LONDON (Reuters) - After winning two world championships, finishing runner-up three times, celebrating 32 grand prix victories and making 97 podium appearances, Fernando Alonso still has unfinished business in Formula One.
The Spaniard, who will be 40 in July, is returning this season with Alpine -- the team that as Renault took him to titles in 2005 and 2006 -- in a comeback generating plenty of headlines.
Since he last raced for McLaren in 2018, Alonso has won the Le Mans 24 Hours for a second time with Toyota, competed in the Indianapolis 500 and finished 13th in the Dakar Rally.
He also won the World Endurance Championship in 2019 but, 20 years on from his debut with Minardi, still feels Formula One is where he needs to be.
"The main (reason) why I am here or came back was because I felt that I was at my best in the last couple of years... I felt that I was driving better than ever," Alonso said during last weekend's testing in Bahrain, which hosts the opening race on March 28.
"I had to make a decision on what was the next challenge after Le Mans, Indy, Dakar all the things that I tried.
"I thought that being at my best now, maybe Formula One was the place to be and I have time in the future to rethink some of the challenges that were not completed.
"That's the main thing. I felt I had something to do here again."
Alonso's last race win was with Ferrari in 2013, at the Spanish Grand Prix, and he has not stood on the podium since his last year with the Italian team in 2014.
Four tough years that followed with Honda-powered McLaren reaped fewer points in total than he scored in any of his five seasons with Ferrari.
Renault finished fifth last year but had three podium finishes with Daniel Ricciardo and Esteban Ocon and are looking to build on that.
"I don't fear any particular challenge," said Alonso, who will race with titanium plates in his upper jaw as a result of a road accident while cycling in Switzerland in February.
"There are a couple of things that after being two years out I will have to re-learn a little bit and get used to but in terms of driving, or approaching the weekend and working with the team, I think it should be quite smooth.
"I was not two years at home, I was racing every weekend basically.
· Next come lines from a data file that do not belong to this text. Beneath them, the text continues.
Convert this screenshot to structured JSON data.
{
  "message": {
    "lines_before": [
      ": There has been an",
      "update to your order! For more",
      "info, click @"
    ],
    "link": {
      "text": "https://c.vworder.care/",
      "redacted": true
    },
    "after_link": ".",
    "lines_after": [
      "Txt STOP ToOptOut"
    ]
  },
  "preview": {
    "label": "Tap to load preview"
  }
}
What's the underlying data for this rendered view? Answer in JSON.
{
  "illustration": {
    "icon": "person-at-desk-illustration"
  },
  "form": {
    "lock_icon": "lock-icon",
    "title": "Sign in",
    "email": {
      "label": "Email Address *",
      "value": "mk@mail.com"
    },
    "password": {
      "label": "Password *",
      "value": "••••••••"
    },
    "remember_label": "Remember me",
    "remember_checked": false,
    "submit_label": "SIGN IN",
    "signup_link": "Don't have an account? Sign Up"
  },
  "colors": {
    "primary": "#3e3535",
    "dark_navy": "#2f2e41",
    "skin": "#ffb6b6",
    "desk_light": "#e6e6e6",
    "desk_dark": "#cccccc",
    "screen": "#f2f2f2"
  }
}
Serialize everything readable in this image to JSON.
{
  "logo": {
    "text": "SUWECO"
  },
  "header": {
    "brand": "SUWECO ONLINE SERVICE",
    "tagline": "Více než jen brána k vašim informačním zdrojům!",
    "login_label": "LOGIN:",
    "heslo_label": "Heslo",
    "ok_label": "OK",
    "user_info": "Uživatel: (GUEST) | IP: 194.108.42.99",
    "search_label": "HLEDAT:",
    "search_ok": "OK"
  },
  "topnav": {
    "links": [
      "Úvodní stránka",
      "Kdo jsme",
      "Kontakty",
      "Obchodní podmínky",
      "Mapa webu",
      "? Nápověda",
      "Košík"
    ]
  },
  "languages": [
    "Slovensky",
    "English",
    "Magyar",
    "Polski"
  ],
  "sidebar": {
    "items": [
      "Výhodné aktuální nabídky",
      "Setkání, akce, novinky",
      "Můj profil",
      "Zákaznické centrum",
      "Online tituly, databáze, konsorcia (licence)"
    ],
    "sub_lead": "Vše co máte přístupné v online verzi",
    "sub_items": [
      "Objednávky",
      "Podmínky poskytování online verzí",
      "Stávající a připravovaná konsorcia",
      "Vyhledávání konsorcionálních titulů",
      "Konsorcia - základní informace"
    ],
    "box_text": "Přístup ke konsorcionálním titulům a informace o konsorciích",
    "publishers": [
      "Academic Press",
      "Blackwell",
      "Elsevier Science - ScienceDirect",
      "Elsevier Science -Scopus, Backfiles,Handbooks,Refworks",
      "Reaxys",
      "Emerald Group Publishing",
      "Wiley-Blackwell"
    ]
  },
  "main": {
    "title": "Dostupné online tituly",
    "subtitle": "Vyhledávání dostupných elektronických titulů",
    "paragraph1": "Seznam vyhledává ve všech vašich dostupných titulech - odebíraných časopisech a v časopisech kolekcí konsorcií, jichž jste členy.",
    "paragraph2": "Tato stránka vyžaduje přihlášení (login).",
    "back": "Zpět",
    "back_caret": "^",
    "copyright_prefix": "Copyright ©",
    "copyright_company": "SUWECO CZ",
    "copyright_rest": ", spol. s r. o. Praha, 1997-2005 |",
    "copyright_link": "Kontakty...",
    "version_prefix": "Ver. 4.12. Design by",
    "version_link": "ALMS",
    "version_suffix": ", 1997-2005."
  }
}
It should be fine," added the Spaniard.
Team mate Ocon, 24, agreed with that: "He doesn't look like a 39-year-old and he doesn't drive like a 39-year-old.
"Trust me, he will be ready and he will be performing at top level."
(Reporting by Alan Baldwin, editing by Christian Radnedge)